How Eczema can Change as Your Child Ages

Last updated on December 18th, 2015 at 11:12 am

Eczema can affect you differently depending on your age. The best way to treat it can differ too.

Relieving Eczema in Babies
In babies, eczema tends to appear as a red rash on the cheeks, spreading down to the neck and nappy area.

Although it’s natural to be concerned about using steroid creams on your baby, they can be very useful for short periods. Just make sure to consult your GP before using these creams and never use them on a baby’s face.

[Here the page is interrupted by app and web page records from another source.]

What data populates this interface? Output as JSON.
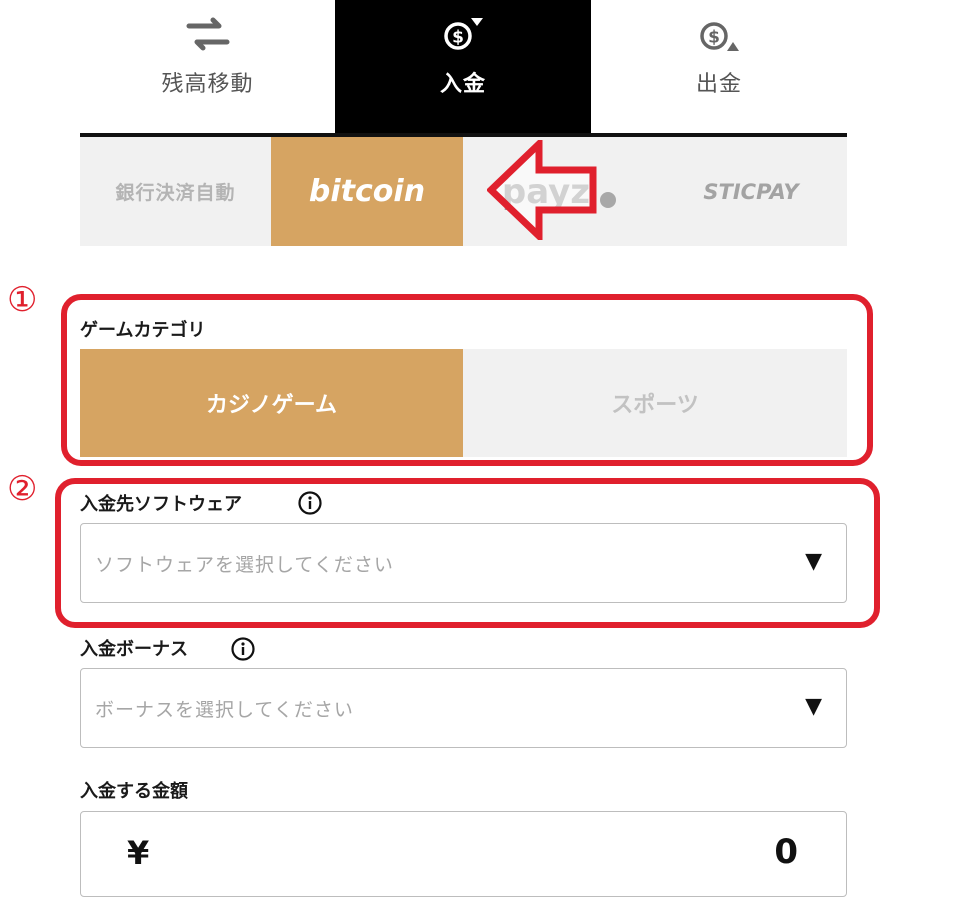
{
  "top_tabs": {
    "transfer": "残高移動",
    "deposit": "入金",
    "withdraw": "出金"
  },
  "payment_methods": {
    "bank": "銀行決済自動",
    "bitcoin": "bitcoin",
    "payz": "payz",
    "sticpay": "STICPAY"
  },
  "annotations": {
    "step1": "①",
    "step2": "②"
  },
  "game_category": {
    "label": "ゲームカテゴリ",
    "options": [
      "カジノゲーム",
      "スポーツ"
    ]
  },
  "software": {
    "label": "入金先ソフトウェア",
    "placeholder": "ソフトウェアを選択してください",
    "caret": "▼"
  },
  "bonus": {
    "label": "入金ボーナス",
    "placeholder": "ボーナスを選択してください",
    "caret": "▼"
  },
  "amount": {
    "label": "入金する金額",
    "currency": "¥",
    "value": "0"
  },
  "colors": {
    "accent": "#d6a462",
    "annotation_red": "#e0202d",
    "active_tab_bg": "#000000"
  }
}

It can be difficult to get the dose (amount) of steroid cream correct. It’s usually measured in fingertip units (FTU). One FTU can treat an area of skin twice the size of an adult’s full hand and fingers.

Avoid using too little steroid cream as this can prolong flare-ups and means you may require more treatment in the long-term. Once the flare-up has cleared, stop using the steroid.

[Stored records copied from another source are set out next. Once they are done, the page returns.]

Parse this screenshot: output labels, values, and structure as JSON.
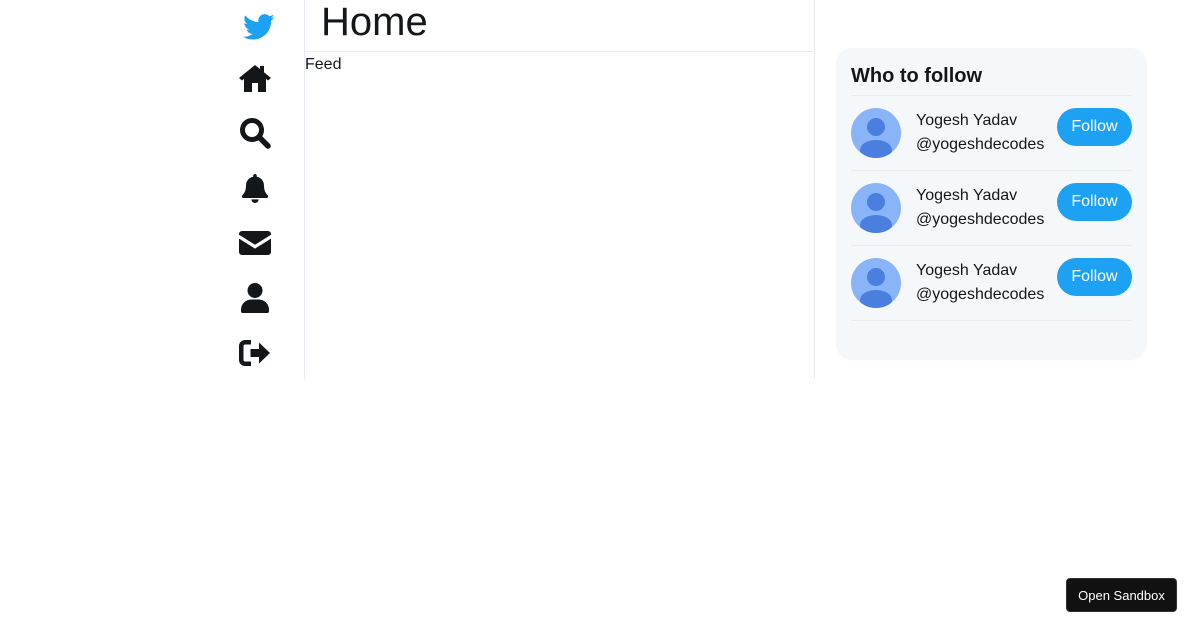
{
  "nav": {
    "items": [
      {
        "icon": "twitter-bird-icon",
        "color": "#1da1f2"
      },
      {
        "icon": "home-icon"
      },
      {
        "icon": "search-icon"
      },
      {
        "icon": "bell-icon"
      },
      {
        "icon": "envelope-icon"
      },
      {
        "icon": "user-icon"
      },
      {
        "icon": "sign-out-icon"
      }
    ]
  },
  "feed": {
    "title": "Home",
    "label": "Feed"
  },
  "widgets": {
    "title": "Who to follow",
    "suggestions": [
      {
        "name": "Yogesh Yadav",
        "handle": "@yogeshdecodes",
        "button": "Follow"
      },
      {
        "name": "Yogesh Yadav",
        "handle": "@yogeshdecodes",
        "button": "Follow"
      },
      {
        "name": "Yogesh Yadav",
        "handle": "@yogeshdecodes",
        "button": "Follow"
      }
    ]
  },
  "sandbox": {
    "label": "Open Sandbox"
  },
  "colors": {
    "accent": "#1da1f2",
    "icon": "#14171a",
    "widget_bg": "#f5f8fa",
    "avatar_bg": "#8ab4f8",
    "avatar_fg": "#4a7fe0"
  }
}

Use cotton bedding and clothing to reduce the itching, and keep your baby’s nails short and clean to reduce the damage from scratching.

Read more about eczema in babies.

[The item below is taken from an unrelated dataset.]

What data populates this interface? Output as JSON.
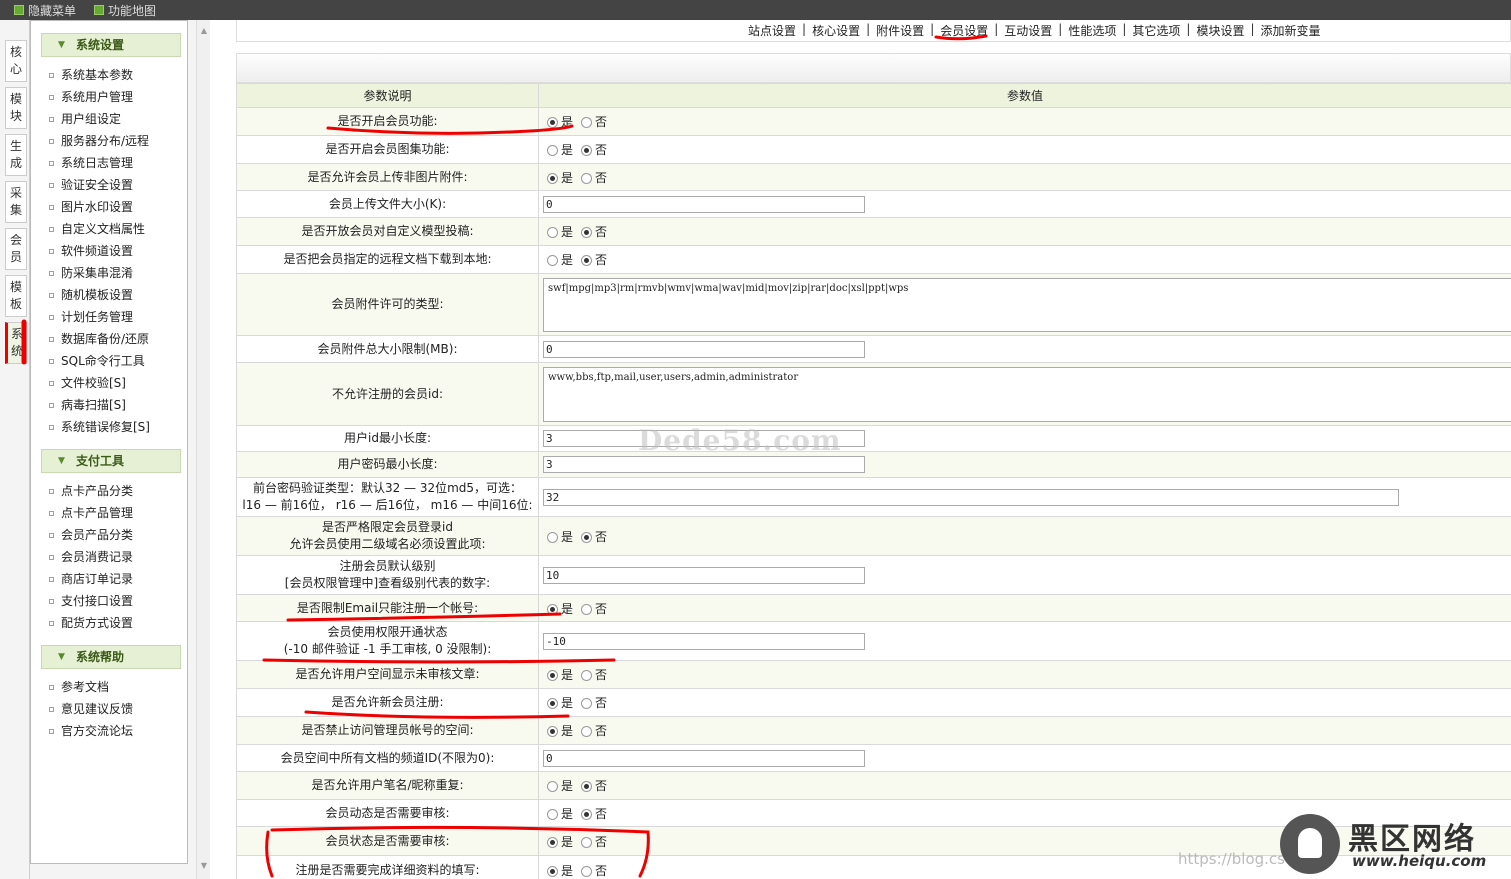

Relieving Eczema in Young Children

Eczema on the kid's handBy the age of two, a child with eczema will probably have the rash on their neck, elbows, arms, ankles and behind the knees.

In children over two, antihistamines may help. Antibacterial ointments may also be useful if the eczema becomes infected. Your GP may also consider prescribing a medicine to control any inflammation of the skin.

Distraction is the best way to help your child during eczema flare-ups. Keep your child as busy as possible with activities to reduce the distress caused by eczema.

Read more about eczema in young children.

Relieving Eczema in Teens and Young Adults

Eczema usually improves as children reach their teens. It’s important that they continue moisturising. Teenage boys, in particular, don’t like using emollients (non-cosmetic moisturisers), and girls starting to use cosmetics and scents may have a reaction.

This is also the age when young adults may start smoking and drinking, both of which can cause eczema flare-ups. The stress of exams, first jobs and new careers can also be a problem. Late nights and lots of coffee are not good for eczema.

Many young people are very active and eczema should not interfere with sporting activities. Sweating can irritate eczema, but this can be reduced by wearing loose cotton clothing and exercising in cool weather.

Teenagers should avoid swimming during a flare-up and always use emollient before getting into the water. They need to shower afterwards and reapply emollient.

Relieving Eczema in the Over-40s

Flare-ups often disappear by this age, but most former eczema sufferers remain prone to dry skin, so you should continue to use emollient.

Having varicose veins can increase your risk of venous eczema. Speak to your GP for advice.

Read more about how to look after your skin.

About the Author

NHS Choices (www.nhs.uk) is the UK’s biggest health website. It provides a comprehensive health information service to help put you in control of your healthcare.

Comments

Speak Your Mind

Tell us what you're thinking...
and oh, if you want a pic to show with your comment, go get a gravatar!